From the view of the casual observer, restaurant and hospitality management careers are pretty much organized in advanced and handed to you on a pre-fabricated career map – it seems like wherever you end up, you know you will spend a good part of your life working in a hospitality environment. But professionals understand the weaknesses in that statement. They know about the many variables of the restaurant and hospitality careers industry. They know the restaurant/hospitality industry can be a truly unique and fun workplace, and diverse in the scope of responsibilities that one can attain. As well as being a source for a very respectful income. They know how many vocational choices there are in their business. They know that some of the highest paid people in the US work in their industry. And they know that restaurant and hospitality workplace environments vary dramatically from concept to concept, as do management methods, styles, and titles. A traditional Steakhouse restaurant is very different, as compared to a “Dairy Queen” type quick-serve-ice cream stand, in the way they operate and number of managers required to deal with their respective sales volumes – though both establishments are considered to be restaurants. Same for comparing a Biltmore hotel to a Motel 6 – yet both are lodging environments.
Let’s continue reviewing career management choices in this industry – how about the experience at a large university or corporate cafeteria or catering department, or maybe as food buyer for a regional restaurant chain, or as Front-of-House or Back-of-House manager at a local fine-dining bistro, or as manager of several food concession trucks that support large construction sites and factories, or even managing a simple shopping mall style kiosk food stand; not to mention other non-food restaurant jobs, like regional and national level real estate and marketing titles, related accounting and finance positions, administration, merchandising, health and safety, human resources, etc. It’s obvious there are many career options in the hospitality/restaurant industry. Each person will know, in their own mind, which, if any, restaurant or hospitality career appeals to them. The ideas presented in this article will help guide you to consider a career strategy specifically designed to put you in the Restaurant/Hospitality career situation you seek, or improve the one you are in now.

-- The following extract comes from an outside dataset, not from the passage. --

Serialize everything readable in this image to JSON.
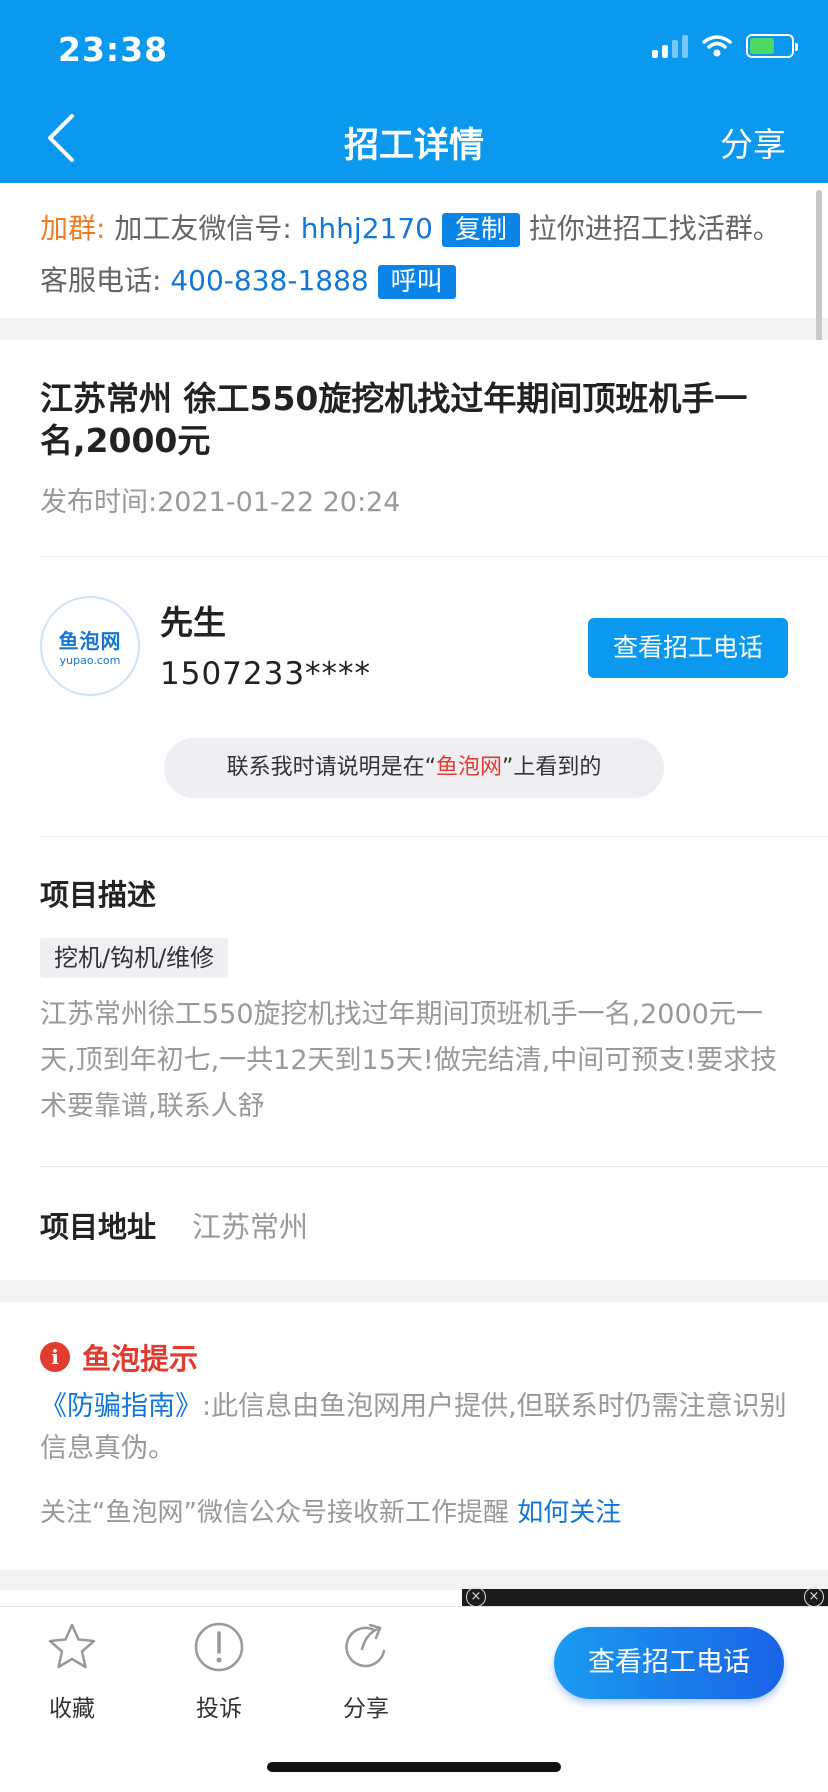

There are 5 key influences that affect hiring managers and job supervisors when they consider someone for employment. These 5 key influences are so strong, whether in the boardroom or regional market area or at a local facility, if the ‘5 key influences’ are in order, the job candidate will usually move forward in the hiring process and find career advancement. If they are not in order, it usually ends the candidate’s chances of getting hired and slows a career. So having these 5 key influences well organized and focused on the type of job you are pursuing – or advancement you seek – you improve your chances to get hired into, or advance into, the sort of restaurant/hospitality job you prefer.
Those 5 key areas include:
Research your prospective employers prior to contacting them about a job. Ask pertinent questions relating to the company and the specific job you seek. If possible, speak with some people already employed in the position you seek. Know what skills they seek from the person they will hire for the job you want. Use the answers to your questions to customize your career documents and resumes to match the needs of your prospective employers.
Your career documents include copies of your school diplomas or training certificates, letters of recommendation and professional references, membership verifications to industry or vocational associations, maybe copies or samples of reports or products relating directly to the job, and lastly – your cover letter and resume – if necessary, several versions of your cover letter and resume, customized to each employer’s needs.
Your resume should be customized to match the employer with which you are seeking employment. Entries on your resume should be tuned to match the needs of, and become the solution to, the issues faced daily in the job that you seek. Do that to your resume and your resume presents your skills as the employer’s solution. Your resume will help you stand out from the crowd.
Distribute your resume to specific employer prospects, don’t just post your resume to a few job post web sites, or mail a few copies to some employers and hope for the best. Reach out to specific employers. Identify which employers offer the best career choices for you. Do the research. Things change, so you want to make the right job choice. For instance, some restaurant franchise operators will offer fast advancement to a certain level, but careers languish and fade after a time when advancement doesn’t continue because you’ve reached near the top of their small organization. Don’t take the first job that comes along. Plan where to send your resume.